After spending her teenage years in South-Africa, Nosizwe returned to Norway in 2003 and started making soul music mixed with pop, jazz, electronica and urban styles.
In the not too rich tradition of Norwegian contemporary soul music, her brilliant debut album In Fragments stands out with its left of centre production, personal, conscious lyrics and gorgeous vocals.
Naming an album after Jeff Mill’s techno gem The Bells takes some guts, but globally acclaimed producer and DJ Kornél Kovács‘ debut album succeeds in bringing the fun back to the dance floor. Packed with slick pop melodies, dazzling disco beats and funky house music, The Bells is a quirky, mischievous and entertaining album.
Kovács has been a household name on the Swedish dance scene for more than a decade, as a DJ, producer and part of the record label Studio Barnhus in Stockholm.
The Stockholm-based record label and hip hop collective RMH (Respect My Hustle) has become the heart of the hip hop and R&B scene in Sweden. Cherrie‘s debut album Sherihan was the R&B record of the year in Sweden, making her the next top name from RMH as well as cementing the label as the defining force of contemporary Swedish music.

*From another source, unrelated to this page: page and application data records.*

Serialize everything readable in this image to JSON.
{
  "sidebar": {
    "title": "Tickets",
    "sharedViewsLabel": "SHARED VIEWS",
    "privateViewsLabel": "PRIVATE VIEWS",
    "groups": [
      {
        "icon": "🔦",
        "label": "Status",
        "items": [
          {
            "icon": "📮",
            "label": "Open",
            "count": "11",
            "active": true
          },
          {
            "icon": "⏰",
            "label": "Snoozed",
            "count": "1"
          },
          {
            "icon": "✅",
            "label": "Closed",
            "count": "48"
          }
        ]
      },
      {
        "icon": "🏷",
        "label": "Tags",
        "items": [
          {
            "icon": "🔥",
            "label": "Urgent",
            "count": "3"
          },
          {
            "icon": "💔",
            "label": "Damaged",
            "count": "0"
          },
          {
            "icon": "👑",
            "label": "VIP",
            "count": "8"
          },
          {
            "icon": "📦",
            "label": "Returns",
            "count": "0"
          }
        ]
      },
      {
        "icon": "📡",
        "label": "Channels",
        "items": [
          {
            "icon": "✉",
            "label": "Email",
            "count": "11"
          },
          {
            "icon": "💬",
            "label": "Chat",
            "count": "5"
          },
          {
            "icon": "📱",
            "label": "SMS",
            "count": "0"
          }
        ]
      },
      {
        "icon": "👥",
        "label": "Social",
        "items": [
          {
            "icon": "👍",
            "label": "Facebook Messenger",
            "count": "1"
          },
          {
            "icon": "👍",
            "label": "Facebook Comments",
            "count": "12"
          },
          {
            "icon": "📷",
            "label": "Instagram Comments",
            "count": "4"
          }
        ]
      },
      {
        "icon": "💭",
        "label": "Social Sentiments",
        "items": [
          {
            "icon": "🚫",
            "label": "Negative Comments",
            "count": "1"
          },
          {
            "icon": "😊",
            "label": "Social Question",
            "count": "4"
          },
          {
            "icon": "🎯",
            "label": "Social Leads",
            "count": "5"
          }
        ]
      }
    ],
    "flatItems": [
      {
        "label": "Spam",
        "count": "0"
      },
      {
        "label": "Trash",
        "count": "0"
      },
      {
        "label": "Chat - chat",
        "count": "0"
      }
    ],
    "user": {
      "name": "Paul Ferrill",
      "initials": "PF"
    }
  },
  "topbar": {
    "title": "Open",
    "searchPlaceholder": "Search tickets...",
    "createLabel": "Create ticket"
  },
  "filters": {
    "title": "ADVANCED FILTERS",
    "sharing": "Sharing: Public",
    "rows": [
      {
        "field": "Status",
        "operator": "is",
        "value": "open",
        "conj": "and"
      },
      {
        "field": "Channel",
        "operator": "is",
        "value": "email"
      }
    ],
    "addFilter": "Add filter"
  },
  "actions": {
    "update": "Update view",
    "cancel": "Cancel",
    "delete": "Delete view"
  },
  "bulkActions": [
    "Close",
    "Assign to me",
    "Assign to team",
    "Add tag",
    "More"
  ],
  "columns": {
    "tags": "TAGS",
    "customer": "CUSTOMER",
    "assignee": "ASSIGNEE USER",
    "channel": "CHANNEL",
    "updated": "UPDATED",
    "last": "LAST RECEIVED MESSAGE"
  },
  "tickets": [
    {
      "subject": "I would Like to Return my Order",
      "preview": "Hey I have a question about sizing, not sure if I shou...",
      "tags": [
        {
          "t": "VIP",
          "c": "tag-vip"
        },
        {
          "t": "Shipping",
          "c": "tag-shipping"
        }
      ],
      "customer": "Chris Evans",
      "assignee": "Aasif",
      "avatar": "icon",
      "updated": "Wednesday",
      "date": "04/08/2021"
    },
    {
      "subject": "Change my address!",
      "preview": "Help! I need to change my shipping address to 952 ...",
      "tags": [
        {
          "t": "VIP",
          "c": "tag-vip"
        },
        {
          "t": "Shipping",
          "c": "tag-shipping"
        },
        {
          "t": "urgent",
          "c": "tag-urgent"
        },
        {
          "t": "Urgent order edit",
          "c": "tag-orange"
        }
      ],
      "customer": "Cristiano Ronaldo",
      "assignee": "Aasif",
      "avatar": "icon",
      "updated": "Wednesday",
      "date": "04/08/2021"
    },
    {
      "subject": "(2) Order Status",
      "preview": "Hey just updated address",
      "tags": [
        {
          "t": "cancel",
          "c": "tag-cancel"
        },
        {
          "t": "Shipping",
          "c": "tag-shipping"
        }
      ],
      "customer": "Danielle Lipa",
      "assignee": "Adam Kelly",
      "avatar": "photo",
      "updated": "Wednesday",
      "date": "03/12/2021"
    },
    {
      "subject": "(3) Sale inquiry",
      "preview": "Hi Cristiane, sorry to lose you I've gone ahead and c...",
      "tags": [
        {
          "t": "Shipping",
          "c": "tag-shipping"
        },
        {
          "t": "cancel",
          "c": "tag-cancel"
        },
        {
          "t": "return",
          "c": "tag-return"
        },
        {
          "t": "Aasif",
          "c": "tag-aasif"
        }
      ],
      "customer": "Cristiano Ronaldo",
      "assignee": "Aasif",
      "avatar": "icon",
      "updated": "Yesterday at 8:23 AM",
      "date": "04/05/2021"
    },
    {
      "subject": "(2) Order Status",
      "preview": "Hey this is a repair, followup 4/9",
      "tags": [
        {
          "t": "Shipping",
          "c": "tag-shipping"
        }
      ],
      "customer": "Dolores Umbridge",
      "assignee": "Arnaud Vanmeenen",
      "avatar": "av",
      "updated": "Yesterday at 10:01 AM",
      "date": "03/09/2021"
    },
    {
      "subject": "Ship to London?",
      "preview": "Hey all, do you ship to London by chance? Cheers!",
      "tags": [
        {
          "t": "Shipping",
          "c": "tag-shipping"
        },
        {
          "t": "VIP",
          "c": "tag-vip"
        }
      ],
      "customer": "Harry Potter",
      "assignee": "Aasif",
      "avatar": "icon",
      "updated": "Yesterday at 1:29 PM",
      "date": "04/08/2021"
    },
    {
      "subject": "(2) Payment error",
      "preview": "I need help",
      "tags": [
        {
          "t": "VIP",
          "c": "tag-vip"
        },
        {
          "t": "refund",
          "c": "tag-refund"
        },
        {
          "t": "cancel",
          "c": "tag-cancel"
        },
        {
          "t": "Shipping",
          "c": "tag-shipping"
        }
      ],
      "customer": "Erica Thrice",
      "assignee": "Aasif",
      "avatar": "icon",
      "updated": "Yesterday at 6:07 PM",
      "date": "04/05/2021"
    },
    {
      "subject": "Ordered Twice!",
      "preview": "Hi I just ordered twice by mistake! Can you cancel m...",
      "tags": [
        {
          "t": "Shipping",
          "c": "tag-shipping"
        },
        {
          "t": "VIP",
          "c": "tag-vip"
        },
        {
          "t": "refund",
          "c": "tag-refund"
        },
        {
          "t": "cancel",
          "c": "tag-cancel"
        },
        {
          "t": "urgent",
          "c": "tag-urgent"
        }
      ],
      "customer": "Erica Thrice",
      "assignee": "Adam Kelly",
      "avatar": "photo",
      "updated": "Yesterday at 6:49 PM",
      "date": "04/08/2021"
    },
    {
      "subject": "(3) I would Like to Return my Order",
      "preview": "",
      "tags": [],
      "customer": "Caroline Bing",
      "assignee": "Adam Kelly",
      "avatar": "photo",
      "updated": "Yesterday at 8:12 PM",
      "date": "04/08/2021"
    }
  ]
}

A triumph from start to finish, Sherihan contains slow-paced soul music with a jazzy feel – written and performed with an entirely unique and genuinely Scandinavian temperament.